This month, thousands of Americans who entered public school lotteries will find out who “won” and who “lost.” We’ve been conditioned to treat public school lotteries like the mega-millions lotto. Some schools are considered the “jackpot” and our perceived chances at winning the lotto are low. Playing the lottery is fun, but we can’t apply this mindset to the public school lotteries because statistically, none of us will win.
Public school lotteries vow to diversify the student bodies at each site, but research shows this rarely happens. Meanwhile, hundreds of parents band together to share notes and multi-page spreadsheets about the pros, cons, and even the statistical probability of getting into a school based on how often they clear their waitlists and fulfill spots for area attendees. Imagine if the hours spent touring schools, following Facebook posts, and analyzing data were spent making our schools more successful.
As a parent of a soon-to-be public school attendee, I just went through the lottery process. I followed the posts of stressed-out parents who needed advice on ordering their top 20 schools. I felt laid back through the whole process because I listed my area attendance school–an under-enrolled, Title 1 school–as my number one choice, all but guaranteeing acceptance. Parent after parent asked me why I didn’t “play the game” and one even suggested that I wasn’t prioritizing my child’s well-being over my own ease. To be sure, I was doing plenty of my own research: research that showed prioritizing diversity is better for all students in a school, research that demonstrates how cross-class friendships have positive outcomes, and discussions urging progressive white parents to demonstrate their self-described “value of diversity” by sending their kids to diverse schools.
When I toured schools, I didn’t ask about test scores or cutting-edge STEM curriculum. Instead, I noted when there were teachers and administrators of color, low teacher turnover, and happy kids in classrooms. I thought about how having school friends who live in our neighborhood would enhance my child’s wellbeing. And I reminded myself that as a white cisgender male, my kid will be fine no matter what school he attends.

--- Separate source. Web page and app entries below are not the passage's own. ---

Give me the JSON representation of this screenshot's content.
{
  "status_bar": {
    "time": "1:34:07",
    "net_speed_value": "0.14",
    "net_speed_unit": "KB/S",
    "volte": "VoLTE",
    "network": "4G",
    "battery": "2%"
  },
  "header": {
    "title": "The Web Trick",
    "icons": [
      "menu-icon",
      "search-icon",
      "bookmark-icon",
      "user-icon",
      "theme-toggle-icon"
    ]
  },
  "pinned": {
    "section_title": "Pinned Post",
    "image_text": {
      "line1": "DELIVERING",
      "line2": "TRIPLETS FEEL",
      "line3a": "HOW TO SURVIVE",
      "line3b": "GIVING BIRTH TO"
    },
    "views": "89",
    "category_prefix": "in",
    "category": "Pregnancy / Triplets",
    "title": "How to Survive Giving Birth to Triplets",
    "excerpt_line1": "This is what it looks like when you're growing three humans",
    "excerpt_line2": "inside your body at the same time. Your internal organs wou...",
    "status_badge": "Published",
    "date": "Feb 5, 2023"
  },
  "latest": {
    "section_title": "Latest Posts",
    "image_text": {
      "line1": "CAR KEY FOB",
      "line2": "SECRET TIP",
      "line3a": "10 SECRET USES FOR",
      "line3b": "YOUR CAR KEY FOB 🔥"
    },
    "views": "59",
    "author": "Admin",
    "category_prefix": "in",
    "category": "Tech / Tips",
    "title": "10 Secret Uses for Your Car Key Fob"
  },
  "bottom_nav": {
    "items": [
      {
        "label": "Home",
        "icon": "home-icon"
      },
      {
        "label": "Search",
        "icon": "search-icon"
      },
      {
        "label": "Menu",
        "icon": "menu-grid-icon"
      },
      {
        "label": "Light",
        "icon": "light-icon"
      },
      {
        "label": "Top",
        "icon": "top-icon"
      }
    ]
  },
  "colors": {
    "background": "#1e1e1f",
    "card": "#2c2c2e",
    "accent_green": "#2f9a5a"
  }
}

It’s easy to “play” the game and rank our schools from best to worst. It’s better to spend time investing in our community, living progressive values, and making schools a better place for all students. The lottery process is an exercise in continuously recognizing privilege. If you find yourself being drawn in by the explanation, “but if I have the opportunity to do what’s best for my child, I’m going to do it,” then chances are you’re speaking from a privileged position. Instead, let’s ask ourselves what’s best for all of our city’s children. If a school is not good enough for my kid, then is it really good enough for any kid? When we turn this into a game, nobody wins, including our kids.